South African banks set for R53 billion hit in 2024


South Africa’s ‘Big Four’ banks – Absa, FirstRand, Nedbank, and Standard Bank – will take a R53 billion hit from non-performing loans in 2024 as their credit loss ratios rise. 

This is feedback from PwC’s Major Banks Analysis report for the period ended 31 December 2023 after South Africa’s four largest banks had reported their financial results earlier this month.

PwC’s Major Banks Analysis presents the highlights of the combined local currency results of Absa, FirstRand, Nedbank and Standard Bank and incorporates key themes from other African banks. 

The financial services firm said the country’s major banks registered strong growth in a difficult operating environment. 

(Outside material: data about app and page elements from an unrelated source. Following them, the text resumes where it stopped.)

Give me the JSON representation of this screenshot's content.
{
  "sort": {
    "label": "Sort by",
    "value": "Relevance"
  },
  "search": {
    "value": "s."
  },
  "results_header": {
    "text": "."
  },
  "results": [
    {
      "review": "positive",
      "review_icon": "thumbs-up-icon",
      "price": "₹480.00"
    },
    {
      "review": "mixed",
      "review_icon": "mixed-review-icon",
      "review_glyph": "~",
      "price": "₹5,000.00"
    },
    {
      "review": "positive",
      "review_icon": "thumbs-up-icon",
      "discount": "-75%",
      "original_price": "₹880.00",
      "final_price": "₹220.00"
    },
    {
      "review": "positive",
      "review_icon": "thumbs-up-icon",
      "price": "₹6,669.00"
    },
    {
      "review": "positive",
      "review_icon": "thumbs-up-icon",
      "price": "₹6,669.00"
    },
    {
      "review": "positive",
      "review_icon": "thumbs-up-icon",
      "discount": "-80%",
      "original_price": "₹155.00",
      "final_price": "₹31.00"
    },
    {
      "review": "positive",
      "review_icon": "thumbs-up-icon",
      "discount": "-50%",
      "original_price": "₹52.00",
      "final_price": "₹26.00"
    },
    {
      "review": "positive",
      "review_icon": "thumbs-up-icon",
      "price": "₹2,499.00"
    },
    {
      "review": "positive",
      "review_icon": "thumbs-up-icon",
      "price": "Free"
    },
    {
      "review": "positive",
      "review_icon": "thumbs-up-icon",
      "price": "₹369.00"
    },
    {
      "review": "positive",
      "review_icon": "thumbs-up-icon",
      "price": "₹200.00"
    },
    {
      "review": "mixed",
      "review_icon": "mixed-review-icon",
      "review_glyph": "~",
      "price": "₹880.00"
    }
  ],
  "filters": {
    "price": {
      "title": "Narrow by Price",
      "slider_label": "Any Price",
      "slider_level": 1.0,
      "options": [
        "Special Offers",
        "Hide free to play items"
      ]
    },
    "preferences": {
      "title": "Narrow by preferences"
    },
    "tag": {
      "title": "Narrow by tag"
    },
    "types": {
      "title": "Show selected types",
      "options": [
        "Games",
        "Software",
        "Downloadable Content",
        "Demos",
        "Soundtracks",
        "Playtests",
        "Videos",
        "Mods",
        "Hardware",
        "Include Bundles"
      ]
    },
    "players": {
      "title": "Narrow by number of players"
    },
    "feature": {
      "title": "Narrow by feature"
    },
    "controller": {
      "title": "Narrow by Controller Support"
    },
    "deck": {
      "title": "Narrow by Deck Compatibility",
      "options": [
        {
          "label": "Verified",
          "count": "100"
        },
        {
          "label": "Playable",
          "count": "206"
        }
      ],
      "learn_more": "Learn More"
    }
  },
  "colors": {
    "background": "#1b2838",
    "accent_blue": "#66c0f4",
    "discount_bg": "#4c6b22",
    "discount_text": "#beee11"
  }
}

The combined headline earnings of these four banks rose 13.8% in 2023 to R113.2 billion, despite their average credit loss ratio rising to 102 bps from 82 bps in 2022. 

 In South Africa, credit impairments increased on a combined basis to the upper ends of “through-the-cycle” levels due to low growth, consumer pressure and the adverse effects of load-shedding on South African households and businesses. 

Beyond South Africa, challenging fiscal positions and sovereign risks intensified in several other African territories where the major banks operate, generating higher sovereign-related risk costs. 

The rise in the average credit loss ratio of these ‘Big Four’ banks will significantly impact their financial performance. 

A 1.0% credit loss ratio across the banking sector would result in banks, with a total of R5.3 trillion loans, taking a R53 billion hit in 2024. 

However, this impact will vary across banks, with some experiencing a greater proportion of non-performing loans than their peers. 

Absa will be the most impacted, with a credit loss ratio of 1.3%, while FirstRand will be the least affected, with a ratio of 0.8%. This reflects the varying risk appetite of these banks. 

Standard Bank’s ratio sits at 1.0% and Nedbank’s at 1.1%. 

The impact could be more severe than the R53 billion outlined above, with S&P Ratings expecting it to reach as high as R74.2 billion. 

S&P Ratings used Absa’s recent financial results as an example of how local banks are being affected by South Africa’s challenging macroeconomic conditions. 

The agency said Absa’s credit loss ratio of 1.3% was in line with its expectations, as it expects South African banks to feel pressure throughout 2024 and subsequently tighten the extension of credit. 

“We project sector credit losses will continue to be above the historical low of 0.75%, averaging 1.4% in 2024 because of the challenging macroeconomic environment, characterised by high interest rates and food prices,” the rating agency said. 

A 1.4% credit loss ratio across the banking sector would result in banks, with a total of R5.3 trillion loans, taking a R74.2 billion hit in 2024. 

S&P flagged elevated interest rates as the main driver behind the increase in unpaid loans to banks. 

Interest rates in South Africa have increased by 475 basis points since November 2021, substantially raising the cost of living in the country and cutting disposable income. 

“We expect inflation will average 5.0% in 2024, remaining near the top of the South African Reserve Bank’s 3%-6% target range,” S&P said. 

Non-performing loans will likely remain elevated at above 4% of systemwide loans in 2024 due to the challenging macroeconomic conditions. 

South African consumers are more vulnerable to these difficult and protracted conditions, which will continue to constrain households’ affordability and ability to repay loans in 2024, S&P said.